DFW's The Hack and Slashers: "What's More Rock than Rock and Roll? Rock and Roleplay."
Metal has always had a natural fit with fantastical landscapes that look like they were crafted by the hand of Frank Frazetta.
Courtesy of Jason "Slacker" Lacker The cover of the Fort Worth comedy metal band The Hack and Slashers' latest album Play the Game
The Fort Worth metal group The Hack and Slashers, however, don't live in a world that looks perfectly suited for a custom painted van in the '80s or the cover of an early Ronnie James Dio album. They live just on the cusp of it, in one where warriors wield giant foam broadswords and the roll of a 12-sided die determines your fate.
"Basically, we wanted to start a non-serious band and I thought, 'What's the most ridiculous thing I could come up with? Hey, why not create a band that sings about Dungeons and Dragons?'" the band's guitarist, singer and lead screamer Jason "Slacker" Lacker says. "So it was a chance to marry two hobbies. It was more born out of absurdity, to figure out what's the most punk think you can do. What's more rock than rock and roll? Rock and roleplay."

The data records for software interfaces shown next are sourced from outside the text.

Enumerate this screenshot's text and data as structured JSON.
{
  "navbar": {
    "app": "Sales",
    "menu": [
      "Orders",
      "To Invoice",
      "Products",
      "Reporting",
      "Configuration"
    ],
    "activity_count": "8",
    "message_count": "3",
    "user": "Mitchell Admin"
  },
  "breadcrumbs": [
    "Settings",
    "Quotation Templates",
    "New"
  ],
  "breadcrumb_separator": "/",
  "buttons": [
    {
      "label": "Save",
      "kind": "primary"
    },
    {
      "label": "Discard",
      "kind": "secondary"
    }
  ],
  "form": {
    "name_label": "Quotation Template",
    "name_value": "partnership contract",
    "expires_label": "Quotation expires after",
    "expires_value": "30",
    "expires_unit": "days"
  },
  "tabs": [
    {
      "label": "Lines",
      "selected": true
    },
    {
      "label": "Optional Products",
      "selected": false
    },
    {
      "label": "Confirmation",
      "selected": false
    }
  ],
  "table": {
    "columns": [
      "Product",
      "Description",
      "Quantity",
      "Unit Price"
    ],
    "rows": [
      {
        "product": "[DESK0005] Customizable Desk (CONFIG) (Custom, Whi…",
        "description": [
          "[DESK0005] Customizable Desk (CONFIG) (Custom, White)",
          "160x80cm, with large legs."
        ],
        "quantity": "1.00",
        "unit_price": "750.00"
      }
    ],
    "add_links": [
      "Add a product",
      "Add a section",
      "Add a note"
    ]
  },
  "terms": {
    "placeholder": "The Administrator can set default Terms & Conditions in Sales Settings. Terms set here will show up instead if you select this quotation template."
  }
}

The group, consisting of keyboardist Alex of Atchley, bassist Steven of Gifford and drummer Instant Lee will perform tonight at the Texas Theatre as part of the film house's screening of the long-awaited horror comedy Knights of Badassdom starring Game of Thrones' Peter Dinklage, Treme's Steve Zahn and Ryan Kwanten as three weekend warriors who accidentally unleash a succubus at an LARP (that's "live action role playing" for you noobs out there) tournament.
The movie is a perfect pairing for The Hack and Slashers, who take a GWAR style of showmanship to their shows. They dress up as medieval metal heads, cast a giant die to determine the tempo or "outros" of certain songs and bring people up from the audience to fight each other with giant foam weapons. All the while, they belt out tunes like a punk infused ditty about tabletop gaming called Pay to Play, an epic metal ballad about a classic fantasy card game called Heroes of Asfar and the self explanatory There Are Elves Beneath The Cities of Our World.
"We took it less out of the realm of singing serious songs about dragons and wizards and changing out to silly songs about dragons and wizards," Lacker said. "We're trying to promote the idea of tabletop gaming and the importance of wizards and dragons whereas your serious metal counterparts were trying to tell you serious stories about dragons and wizards."